Interface dataset entries:
-*-*-

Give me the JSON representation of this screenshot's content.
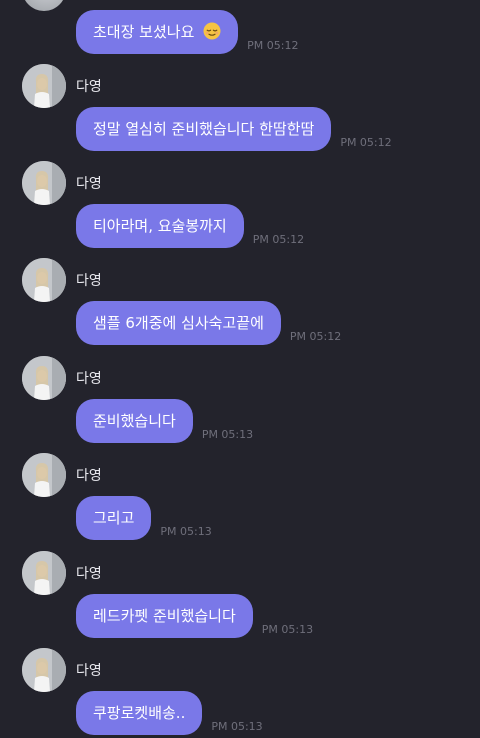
{
  "chat": {
    "messages": [
      {
        "show_sender": false,
        "sender": "",
        "text": "초대장 보셨나요",
        "emoji": "relieved-face-icon",
        "time": "PM 05:12"
      },
      {
        "show_sender": true,
        "sender": "다영",
        "text": "정말 열심히 준비했습니다 한땀한땀",
        "time": "PM 05:12"
      },
      {
        "show_sender": true,
        "sender": "다영",
        "text": "티아라며, 요술봉까지",
        "time": "PM 05:12"
      },
      {
        "show_sender": true,
        "sender": "다영",
        "text": "샘플 6개중에 심사숙고끝에",
        "time": "PM 05:12"
      },
      {
        "show_sender": true,
        "sender": "다영",
        "text": "준비했습니다",
        "time": "PM 05:13"
      },
      {
        "show_sender": true,
        "sender": "다영",
        "text": "그리고",
        "time": "PM 05:13"
      },
      {
        "show_sender": true,
        "sender": "다영",
        "text": "레드카펫 준비했습니다",
        "time": "PM 05:13"
      },
      {
        "show_sender": true,
        "sender": "다영",
        "text": "쿠팡로켓배송..",
        "time": "PM 05:13"
      }
    ]
  },
  "colors": {
    "background": "#23232c",
    "bubble": "#7a78e8",
    "bubble_text": "#ffffff",
    "time": "#6f6f7b",
    "name": "#e8e8ee"
  }
}
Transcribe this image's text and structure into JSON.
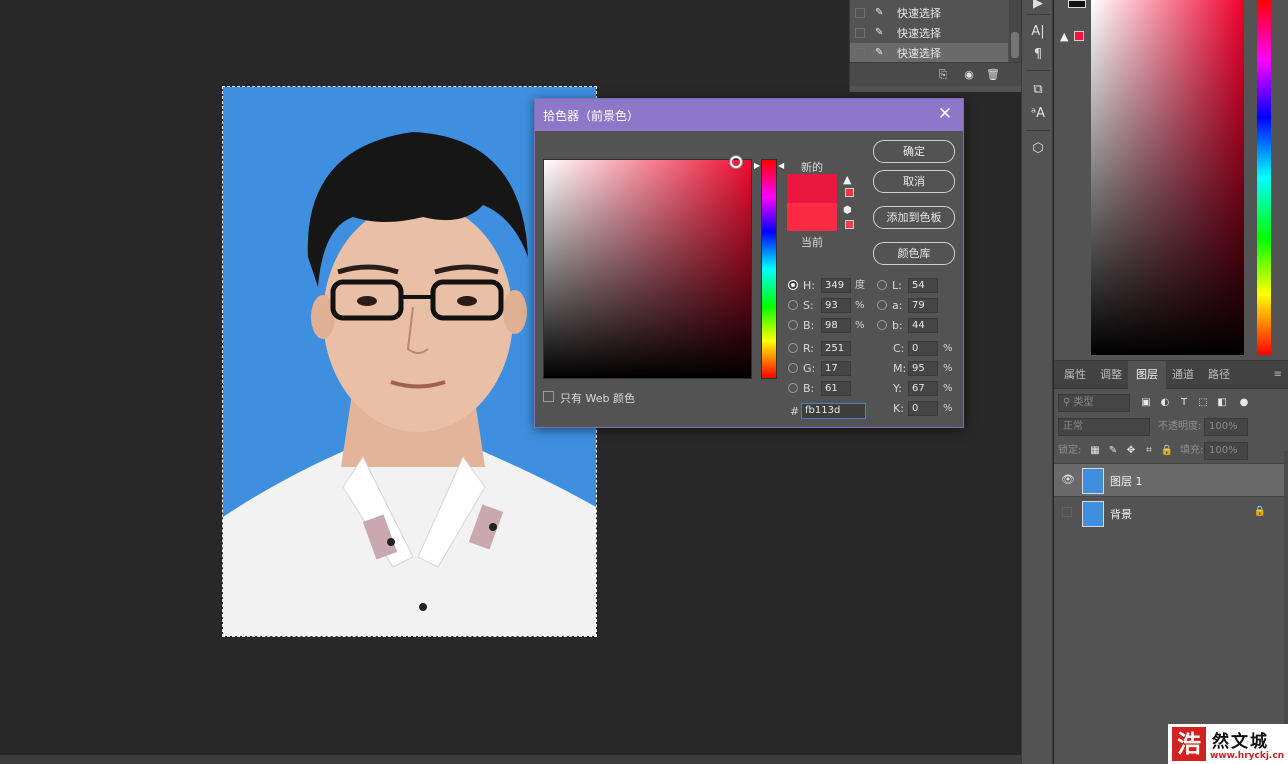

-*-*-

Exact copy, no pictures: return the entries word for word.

Give me the JSON representation of this screenshot's content.
{
  "chat": {
    "messages": [
      {
        "show_sender": false,
        "sender": "",
        "text": "초대장 보셨나요",
        "emoji": "relieved-face-icon",
        "time": "PM 05:12"
      },
      {
        "show_sender": true,
        "sender": "다영",
        "text": "정말 열심히 준비했습니다 한땀한땀",
        "time": "PM 05:12"
      },
      {
        "show_sender": true,
        "sender": "다영",
        "text": "티아라며, 요술봉까지",
        "time": "PM 05:12"
      },
      {
        "show_sender": true,
        "sender": "다영",
        "text": "샘플 6개중에 심사숙고끝에",
        "time": "PM 05:12"
      },
      {
        "show_sender": true,
        "sender": "다영",
        "text": "준비했습니다",
        "time": "PM 05:13"
      },
      {
        "show_sender": true,
        "sender": "다영",
        "text": "그리고",
        "time": "PM 05:13"
      },
      {
        "show_sender": true,
        "sender": "다영",
        "text": "레드카펫 준비했습니다",
        "time": "PM 05:13"
      },
      {
        "show_sender": true,
        "sender": "다영",
        "text": "쿠팡로켓배송..",
        "time": "PM 05:13"
      }
    ]
  },
  "colors": {
    "background": "#23232c",
    "bubble": "#7a78e8",
    "bubble_text": "#ffffff",
    "time": "#6f6f7b",
    "name": "#e8e8ee"
  }
}
Transcribe this image's text and structure into JSON.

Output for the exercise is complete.